Your Android phone is a powerful computer. But like any other computer, it won't run at its best without proper care and maintenance. If you've ever owned an Android phone, you probably noticed that it became slower after a few months of use than it was when you first brought it home from the store.
There are several reasons for this phenomenon, and in this article I'll explain how to get your Android smartphone back into tip-top shape. You can accomplish a lot of what I'll be recommending here by performing a simple factory reset; but if you take that approach, you'll lose your data and have to reconfigure your phone. So instead, grab your Android phone and follow these steps to get it running like new again.
[ Understand how to both manage and benefit from the consumerization of IT with InfoWorld's "Consumerization Digital Spotlight" PDF special report. | Subscribe to InfoWorld's Consumerization of IT newsletter today. ]
Clear the cache
Have an app that's always crashing? Rather than force-closing or uninstalling it, try clearing its cache. This simple step will help resolve most of the issues that troublesome apps may be experiencing--and it won't create new problems, as forcing the app to shut down might. To clear an application's cache, open the Settings menu on your phone and click Applications. Then select Manage Applications and tap the app that's been having problems. Don't worry--all of your data and settings will remain intact; you're just getting rid of temporary files that may be causing difficulties.
Even though it's my job to love apps (and I do love them), improperly written ones can cause all sorts of trouble for your Android phone. Built-in problems can range from storing critical data as a plain-text file in your memory card to sullying your notification bar with constant updates that can't be disabled.
Consider the official Facebook app: Opening it automatically turns on your GPS, in case you want to upload a photo or create a status update that shares your current location. That's fine and dandy, except that the app periodically forgets to turn off your phone's GPS once it's done using it, wasting precious battery power and leaving you scrambling for the nearest outlet. Even apps you aren't intentionally using may be running processes in the background that waste resources for no good reason.
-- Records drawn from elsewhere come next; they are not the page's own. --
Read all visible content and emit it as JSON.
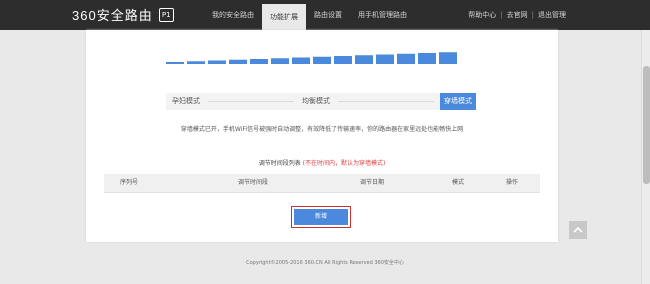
{
  "brand": {
    "name": "360安全路由",
    "badge": "P1"
  },
  "nav": {
    "tabs": [
      {
        "label": "我的安全路由"
      },
      {
        "label": "功能扩展"
      },
      {
        "label": "路由设置"
      },
      {
        "label": "用手机管理路由"
      }
    ],
    "active_index": 1
  },
  "top_links": [
    "帮助中心",
    "|",
    "去官网",
    "|",
    "退出管理"
  ],
  "signal": {
    "bars": 14,
    "accent": "#4a89dc"
  },
  "modes": {
    "left_label": "孕妇模式",
    "middle_label": "均衡模式",
    "button_label": "穿墙模式"
  },
  "description": "穿墙模式已开，手机WiFi信号被强时自动调整，有效降低了传输速率，你的路由器在家里远处也能畅快上网",
  "schedule": {
    "title": "调节时间段列表",
    "hint": "(不在时间内，默认为穿墙模式)"
  },
  "table": {
    "headers": [
      "序列号",
      "调节时间段",
      "调节日期",
      "模式",
      "操作"
    ]
  },
  "add_button_label": "新增",
  "footer": "Copyright©2005-2016 360.CN All Rights Reserved 360安全中心"
}
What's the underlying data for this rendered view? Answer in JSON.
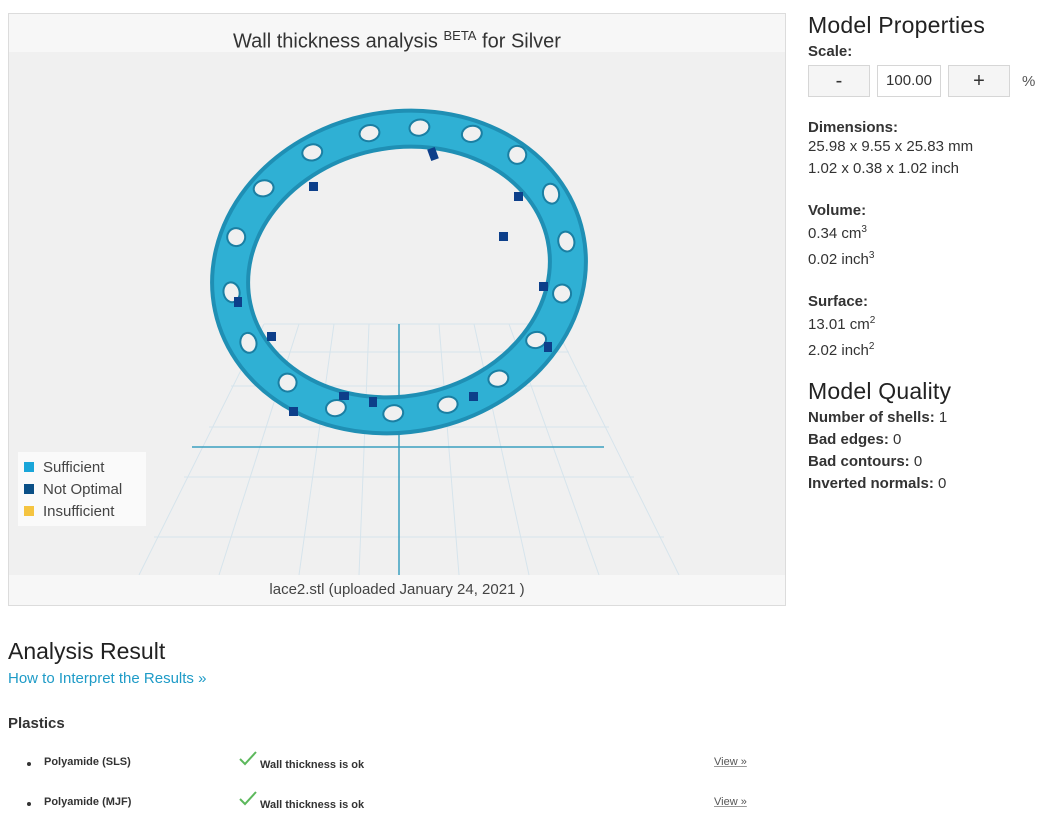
{
  "viewer": {
    "title_main": "Wall thickness analysis",
    "title_sup": "BETA",
    "title_suffix": "for Silver",
    "file_info": "lace2.stl (uploaded January 24, 2021 )"
  },
  "legend": [
    {
      "label": "Sufficient",
      "color": "#1aa6d9"
    },
    {
      "label": "Not Optimal",
      "color": "#0a4f86"
    },
    {
      "label": "Insufficient",
      "color": "#f5c440"
    }
  ],
  "model_properties": {
    "title": "Model Properties",
    "scale_label": "Scale:",
    "scale_minus": "-",
    "scale_value": "100.00",
    "scale_plus": "+",
    "scale_unit": "%",
    "dimensions_label": "Dimensions:",
    "dimensions_mm": "25.98 x 9.55 x 25.83 mm",
    "dimensions_inch": "1.02 x 0.38 x 1.02 inch",
    "volume_label": "Volume:",
    "volume_cm": "0.34 cm",
    "volume_inch": "0.02 inch",
    "surface_label": "Surface:",
    "surface_cm": "13.01 cm",
    "surface_inch": "2.02 inch",
    "sup3": "3",
    "sup2": "2"
  },
  "model_quality": {
    "title": "Model Quality",
    "shells_label": "Number of shells:",
    "shells_value": "1",
    "bad_edges_label": "Bad edges:",
    "bad_edges_value": "0",
    "bad_contours_label": "Bad contours:",
    "bad_contours_value": "0",
    "inverted_label": "Inverted normals:",
    "inverted_value": "0"
  },
  "analysis": {
    "title": "Analysis Result",
    "link": "How to Interpret the Results »",
    "section": "Plastics",
    "rows": [
      {
        "name": "Polyamide (SLS)",
        "status": "Wall thickness is ok",
        "view": "View »"
      },
      {
        "name": "Polyamide (MJF)",
        "status": "Wall thickness is ok",
        "view": "View »"
      }
    ]
  },
  "colors": {
    "model": "#2aa5c9",
    "link": "#1e9bc7",
    "check": "#5cb85c"
  }
}
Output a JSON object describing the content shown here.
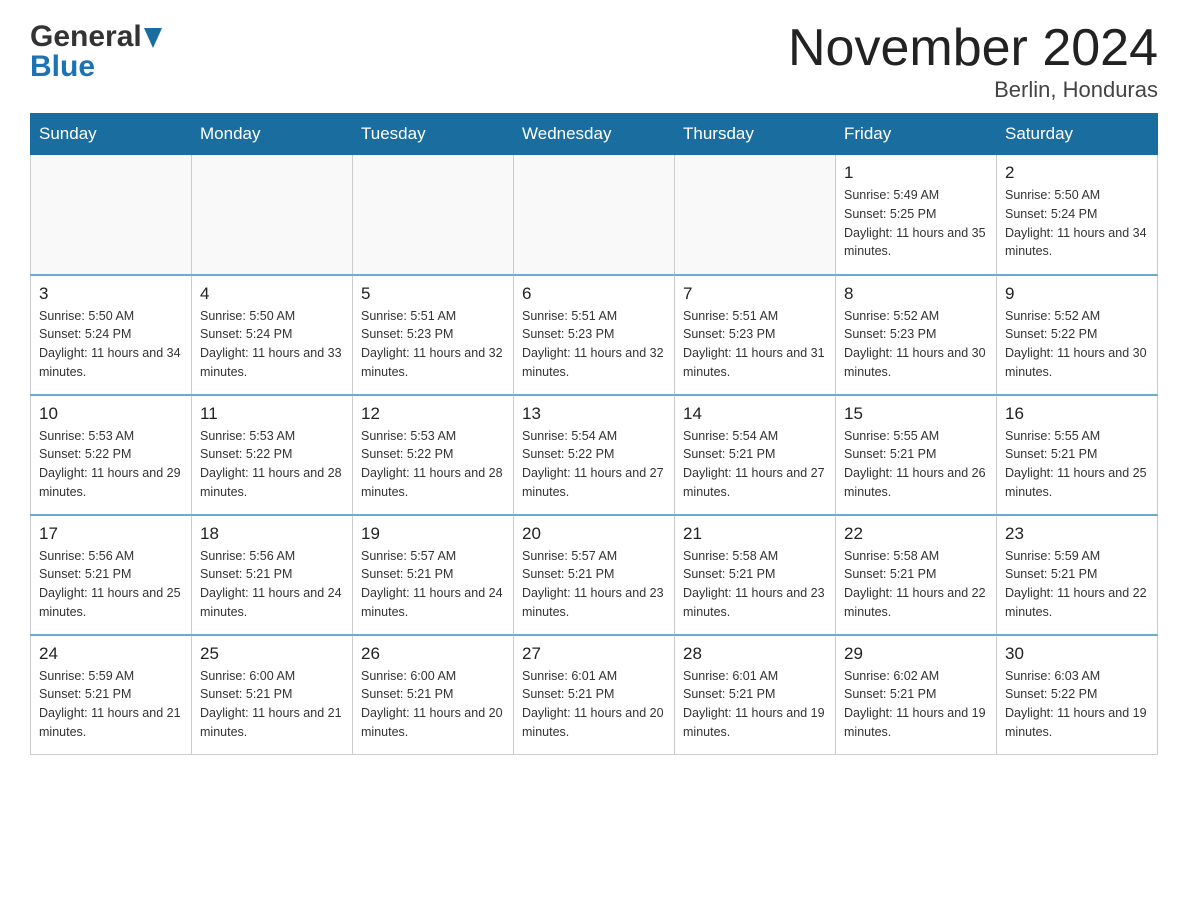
{
  "logo": {
    "general": "General",
    "blue": "Blue"
  },
  "title": "November 2024",
  "subtitle": "Berlin, Honduras",
  "weekdays": [
    "Sunday",
    "Monday",
    "Tuesday",
    "Wednesday",
    "Thursday",
    "Friday",
    "Saturday"
  ],
  "weeks": [
    [
      {
        "day": "",
        "info": ""
      },
      {
        "day": "",
        "info": ""
      },
      {
        "day": "",
        "info": ""
      },
      {
        "day": "",
        "info": ""
      },
      {
        "day": "",
        "info": ""
      },
      {
        "day": "1",
        "info": "Sunrise: 5:49 AM\nSunset: 5:25 PM\nDaylight: 11 hours and 35 minutes."
      },
      {
        "day": "2",
        "info": "Sunrise: 5:50 AM\nSunset: 5:24 PM\nDaylight: 11 hours and 34 minutes."
      }
    ],
    [
      {
        "day": "3",
        "info": "Sunrise: 5:50 AM\nSunset: 5:24 PM\nDaylight: 11 hours and 34 minutes."
      },
      {
        "day": "4",
        "info": "Sunrise: 5:50 AM\nSunset: 5:24 PM\nDaylight: 11 hours and 33 minutes."
      },
      {
        "day": "5",
        "info": "Sunrise: 5:51 AM\nSunset: 5:23 PM\nDaylight: 11 hours and 32 minutes."
      },
      {
        "day": "6",
        "info": "Sunrise: 5:51 AM\nSunset: 5:23 PM\nDaylight: 11 hours and 32 minutes."
      },
      {
        "day": "7",
        "info": "Sunrise: 5:51 AM\nSunset: 5:23 PM\nDaylight: 11 hours and 31 minutes."
      },
      {
        "day": "8",
        "info": "Sunrise: 5:52 AM\nSunset: 5:23 PM\nDaylight: 11 hours and 30 minutes."
      },
      {
        "day": "9",
        "info": "Sunrise: 5:52 AM\nSunset: 5:22 PM\nDaylight: 11 hours and 30 minutes."
      }
    ],
    [
      {
        "day": "10",
        "info": "Sunrise: 5:53 AM\nSunset: 5:22 PM\nDaylight: 11 hours and 29 minutes."
      },
      {
        "day": "11",
        "info": "Sunrise: 5:53 AM\nSunset: 5:22 PM\nDaylight: 11 hours and 28 minutes."
      },
      {
        "day": "12",
        "info": "Sunrise: 5:53 AM\nSunset: 5:22 PM\nDaylight: 11 hours and 28 minutes."
      },
      {
        "day": "13",
        "info": "Sunrise: 5:54 AM\nSunset: 5:22 PM\nDaylight: 11 hours and 27 minutes."
      },
      {
        "day": "14",
        "info": "Sunrise: 5:54 AM\nSunset: 5:21 PM\nDaylight: 11 hours and 27 minutes."
      },
      {
        "day": "15",
        "info": "Sunrise: 5:55 AM\nSunset: 5:21 PM\nDaylight: 11 hours and 26 minutes."
      },
      {
        "day": "16",
        "info": "Sunrise: 5:55 AM\nSunset: 5:21 PM\nDaylight: 11 hours and 25 minutes."
      }
    ],
    [
      {
        "day": "17",
        "info": "Sunrise: 5:56 AM\nSunset: 5:21 PM\nDaylight: 11 hours and 25 minutes."
      },
      {
        "day": "18",
        "info": "Sunrise: 5:56 AM\nSunset: 5:21 PM\nDaylight: 11 hours and 24 minutes."
      },
      {
        "day": "19",
        "info": "Sunrise: 5:57 AM\nSunset: 5:21 PM\nDaylight: 11 hours and 24 minutes."
      },
      {
        "day": "20",
        "info": "Sunrise: 5:57 AM\nSunset: 5:21 PM\nDaylight: 11 hours and 23 minutes."
      },
      {
        "day": "21",
        "info": "Sunrise: 5:58 AM\nSunset: 5:21 PM\nDaylight: 11 hours and 23 minutes."
      },
      {
        "day": "22",
        "info": "Sunrise: 5:58 AM\nSunset: 5:21 PM\nDaylight: 11 hours and 22 minutes."
      },
      {
        "day": "23",
        "info": "Sunrise: 5:59 AM\nSunset: 5:21 PM\nDaylight: 11 hours and 22 minutes."
      }
    ],
    [
      {
        "day": "24",
        "info": "Sunrise: 5:59 AM\nSunset: 5:21 PM\nDaylight: 11 hours and 21 minutes."
      },
      {
        "day": "25",
        "info": "Sunrise: 6:00 AM\nSunset: 5:21 PM\nDaylight: 11 hours and 21 minutes."
      },
      {
        "day": "26",
        "info": "Sunrise: 6:00 AM\nSunset: 5:21 PM\nDaylight: 11 hours and 20 minutes."
      },
      {
        "day": "27",
        "info": "Sunrise: 6:01 AM\nSunset: 5:21 PM\nDaylight: 11 hours and 20 minutes."
      },
      {
        "day": "28",
        "info": "Sunrise: 6:01 AM\nSunset: 5:21 PM\nDaylight: 11 hours and 19 minutes."
      },
      {
        "day": "29",
        "info": "Sunrise: 6:02 AM\nSunset: 5:21 PM\nDaylight: 11 hours and 19 minutes."
      },
      {
        "day": "30",
        "info": "Sunrise: 6:03 AM\nSunset: 5:22 PM\nDaylight: 11 hours and 19 minutes."
      }
    ]
  ]
}
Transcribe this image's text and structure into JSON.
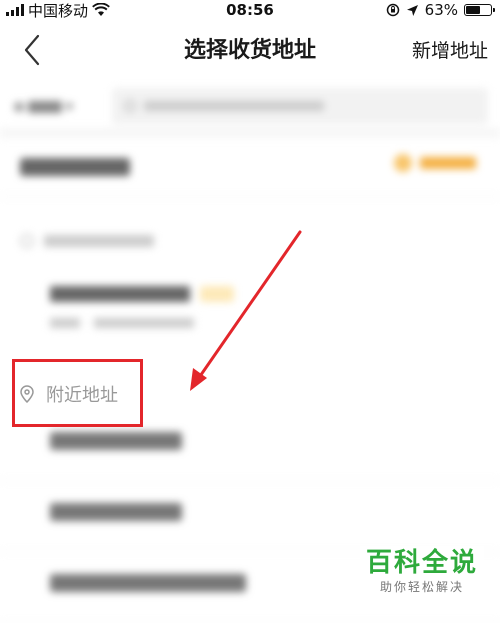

Unfortunately, task killers are generally ineffective at combating this problem, so your only practical option is to open your app drawer and uninstall apps that you don't regularly use. Doing so will open up space on your phone for more music, videos, and pictures, and it will help reduce the number of apps that are running in the background.